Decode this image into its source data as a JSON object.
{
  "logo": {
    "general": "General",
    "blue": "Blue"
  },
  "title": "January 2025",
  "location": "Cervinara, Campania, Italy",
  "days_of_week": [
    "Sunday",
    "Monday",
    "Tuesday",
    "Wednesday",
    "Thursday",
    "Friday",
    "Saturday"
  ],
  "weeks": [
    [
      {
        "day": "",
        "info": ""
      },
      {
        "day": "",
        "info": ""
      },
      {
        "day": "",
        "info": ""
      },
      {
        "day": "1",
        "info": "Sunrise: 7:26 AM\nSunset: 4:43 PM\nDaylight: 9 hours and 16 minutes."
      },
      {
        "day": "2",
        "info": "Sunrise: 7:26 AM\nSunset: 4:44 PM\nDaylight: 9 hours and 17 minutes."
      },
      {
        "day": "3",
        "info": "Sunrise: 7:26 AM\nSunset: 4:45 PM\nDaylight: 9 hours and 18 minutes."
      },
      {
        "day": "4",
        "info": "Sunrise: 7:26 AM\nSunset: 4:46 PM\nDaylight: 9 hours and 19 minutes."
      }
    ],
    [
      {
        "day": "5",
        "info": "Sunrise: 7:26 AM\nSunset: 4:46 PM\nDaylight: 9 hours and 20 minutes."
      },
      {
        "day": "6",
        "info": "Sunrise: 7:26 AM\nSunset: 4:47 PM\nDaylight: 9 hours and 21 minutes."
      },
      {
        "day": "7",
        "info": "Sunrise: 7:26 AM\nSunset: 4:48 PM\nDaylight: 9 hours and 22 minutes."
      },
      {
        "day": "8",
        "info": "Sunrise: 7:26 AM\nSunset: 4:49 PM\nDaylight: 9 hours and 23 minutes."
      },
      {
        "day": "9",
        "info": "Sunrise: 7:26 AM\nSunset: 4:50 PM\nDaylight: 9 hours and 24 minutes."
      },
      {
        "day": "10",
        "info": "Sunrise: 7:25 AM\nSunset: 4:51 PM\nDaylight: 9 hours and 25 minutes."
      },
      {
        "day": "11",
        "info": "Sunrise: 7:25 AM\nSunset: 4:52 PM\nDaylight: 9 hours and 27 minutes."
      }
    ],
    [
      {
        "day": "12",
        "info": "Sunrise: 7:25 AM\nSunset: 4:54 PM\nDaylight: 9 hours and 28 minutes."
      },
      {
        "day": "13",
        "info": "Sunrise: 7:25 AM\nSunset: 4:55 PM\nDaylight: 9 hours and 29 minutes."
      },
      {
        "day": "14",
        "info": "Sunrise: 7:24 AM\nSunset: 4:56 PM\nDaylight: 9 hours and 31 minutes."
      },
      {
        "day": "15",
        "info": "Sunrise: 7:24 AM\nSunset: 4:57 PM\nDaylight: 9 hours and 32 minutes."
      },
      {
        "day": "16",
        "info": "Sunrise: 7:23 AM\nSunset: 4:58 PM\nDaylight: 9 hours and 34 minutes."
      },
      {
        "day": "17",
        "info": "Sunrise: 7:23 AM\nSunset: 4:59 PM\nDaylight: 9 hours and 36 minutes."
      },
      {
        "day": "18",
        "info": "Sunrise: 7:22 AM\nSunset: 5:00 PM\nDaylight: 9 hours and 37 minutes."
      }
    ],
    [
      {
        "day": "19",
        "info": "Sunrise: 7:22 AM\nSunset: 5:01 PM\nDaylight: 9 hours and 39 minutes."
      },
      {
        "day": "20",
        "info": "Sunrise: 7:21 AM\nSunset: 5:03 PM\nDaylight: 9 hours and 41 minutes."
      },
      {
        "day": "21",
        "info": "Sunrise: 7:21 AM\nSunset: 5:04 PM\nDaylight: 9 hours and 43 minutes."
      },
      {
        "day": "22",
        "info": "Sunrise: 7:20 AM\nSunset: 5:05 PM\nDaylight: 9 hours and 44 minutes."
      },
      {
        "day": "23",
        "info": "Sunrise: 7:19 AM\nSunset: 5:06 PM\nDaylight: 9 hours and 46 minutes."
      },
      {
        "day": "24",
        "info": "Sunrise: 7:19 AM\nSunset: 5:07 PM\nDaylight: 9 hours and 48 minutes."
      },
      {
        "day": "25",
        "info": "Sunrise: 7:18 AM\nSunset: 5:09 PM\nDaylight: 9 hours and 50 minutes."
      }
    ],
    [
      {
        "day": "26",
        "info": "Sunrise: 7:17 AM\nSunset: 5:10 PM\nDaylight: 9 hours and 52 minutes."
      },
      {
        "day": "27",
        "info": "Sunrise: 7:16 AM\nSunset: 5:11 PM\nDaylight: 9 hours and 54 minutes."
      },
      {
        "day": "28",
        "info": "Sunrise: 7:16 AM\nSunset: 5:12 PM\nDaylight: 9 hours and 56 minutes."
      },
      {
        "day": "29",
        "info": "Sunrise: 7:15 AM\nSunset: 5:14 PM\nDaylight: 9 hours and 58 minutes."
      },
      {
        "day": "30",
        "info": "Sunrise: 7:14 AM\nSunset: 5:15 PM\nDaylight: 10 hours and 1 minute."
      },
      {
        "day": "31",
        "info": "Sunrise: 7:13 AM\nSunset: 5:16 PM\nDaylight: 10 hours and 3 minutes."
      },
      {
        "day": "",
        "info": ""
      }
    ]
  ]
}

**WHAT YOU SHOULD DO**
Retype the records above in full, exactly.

**OUTPUT OF THE TASK**
Decode this image into its source data as a JSON object.
{
  "logo": {
    "general": "General",
    "blue": "Blue"
  },
  "title": "January 2025",
  "location": "Cervinara, Campania, Italy",
  "days_of_week": [
    "Sunday",
    "Monday",
    "Tuesday",
    "Wednesday",
    "Thursday",
    "Friday",
    "Saturday"
  ],
  "weeks": [
    [
      {
        "day": "",
        "info": ""
      },
      {
        "day": "",
        "info": ""
      },
      {
        "day": "",
        "info": ""
      },
      {
        "day": "1",
        "info": "Sunrise: 7:26 AM\nSunset: 4:43 PM\nDaylight: 9 hours and 16 minutes."
      },
      {
        "day": "2",
        "info": "Sunrise: 7:26 AM\nSunset: 4:44 PM\nDaylight: 9 hours and 17 minutes."
      },
      {
        "day": "3",
        "info": "Sunrise: 7:26 AM\nSunset: 4:45 PM\nDaylight: 9 hours and 18 minutes."
      },
      {
        "day": "4",
        "info": "Sunrise: 7:26 AM\nSunset: 4:46 PM\nDaylight: 9 hours and 19 minutes."
      }
    ],
    [
      {
        "day": "5",
        "info": "Sunrise: 7:26 AM\nSunset: 4:46 PM\nDaylight: 9 hours and 20 minutes."
      },
      {
        "day": "6",
        "info": "Sunrise: 7:26 AM\nSunset: 4:47 PM\nDaylight: 9 hours and 21 minutes."
      },
      {
        "day": "7",
        "info": "Sunrise: 7:26 AM\nSunset: 4:48 PM\nDaylight: 9 hours and 22 minutes."
      },
      {
        "day": "8",
        "info": "Sunrise: 7:26 AM\nSunset: 4:49 PM\nDaylight: 9 hours and 23 minutes."
      },
      {
        "day": "9",
        "info": "Sunrise: 7:26 AM\nSunset: 4:50 PM\nDaylight: 9 hours and 24 minutes."
      },
      {
        "day": "10",
        "info": "Sunrise: 7:25 AM\nSunset: 4:51 PM\nDaylight: 9 hours and 25 minutes."
      },
      {
        "day": "11",
        "info": "Sunrise: 7:25 AM\nSunset: 4:52 PM\nDaylight: 9 hours and 27 minutes."
      }
    ],
    [
      {
        "day": "12",
        "info": "Sunrise: 7:25 AM\nSunset: 4:54 PM\nDaylight: 9 hours and 28 minutes."
      },
      {
        "day": "13",
        "info": "Sunrise: 7:25 AM\nSunset: 4:55 PM\nDaylight: 9 hours and 29 minutes."
      },
      {
        "day": "14",
        "info": "Sunrise: 7:24 AM\nSunset: 4:56 PM\nDaylight: 9 hours and 31 minutes."
      },
      {
        "day": "15",
        "info": "Sunrise: 7:24 AM\nSunset: 4:57 PM\nDaylight: 9 hours and 32 minutes."
      },
      {
        "day": "16",
        "info": "Sunrise: 7:23 AM\nSunset: 4:58 PM\nDaylight: 9 hours and 34 minutes."
      },
      {
        "day": "17",
        "info": "Sunrise: 7:23 AM\nSunset: 4:59 PM\nDaylight: 9 hours and 36 minutes."
      },
      {
        "day": "18",
        "info": "Sunrise: 7:22 AM\nSunset: 5:00 PM\nDaylight: 9 hours and 37 minutes."
      }
    ],
    [
      {
        "day": "19",
        "info": "Sunrise: 7:22 AM\nSunset: 5:01 PM\nDaylight: 9 hours and 39 minutes."
      },
      {
        "day": "20",
        "info": "Sunrise: 7:21 AM\nSunset: 5:03 PM\nDaylight: 9 hours and 41 minutes."
      },
      {
        "day": "21",
        "info": "Sunrise: 7:21 AM\nSunset: 5:04 PM\nDaylight: 9 hours and 43 minutes."
      },
      {
        "day": "22",
        "info": "Sunrise: 7:20 AM\nSunset: 5:05 PM\nDaylight: 9 hours and 44 minutes."
      },
      {
        "day": "23",
        "info": "Sunrise: 7:19 AM\nSunset: 5:06 PM\nDaylight: 9 hours and 46 minutes."
      },
      {
        "day": "24",
        "info": "Sunrise: 7:19 AM\nSunset: 5:07 PM\nDaylight: 9 hours and 48 minutes."
      },
      {
        "day": "25",
        "info": "Sunrise: 7:18 AM\nSunset: 5:09 PM\nDaylight: 9 hours and 50 minutes."
      }
    ],
    [
      {
        "day": "26",
        "info": "Sunrise: 7:17 AM\nSunset: 5:10 PM\nDaylight: 9 hours and 52 minutes."
      },
      {
        "day": "27",
        "info": "Sunrise: 7:16 AM\nSunset: 5:11 PM\nDaylight: 9 hours and 54 minutes."
      },
      {
        "day": "28",
        "info": "Sunrise: 7:16 AM\nSunset: 5:12 PM\nDaylight: 9 hours and 56 minutes."
      },
      {
        "day": "29",
        "info": "Sunrise: 7:15 AM\nSunset: 5:14 PM\nDaylight: 9 hours and 58 minutes."
      },
      {
        "day": "30",
        "info": "Sunrise: 7:14 AM\nSunset: 5:15 PM\nDaylight: 10 hours and 1 minute."
      },
      {
        "day": "31",
        "info": "Sunrise: 7:13 AM\nSunset: 5:16 PM\nDaylight: 10 hours and 3 minutes."
      },
      {
        "day": "",
        "info": ""
      }
    ]
  ]
}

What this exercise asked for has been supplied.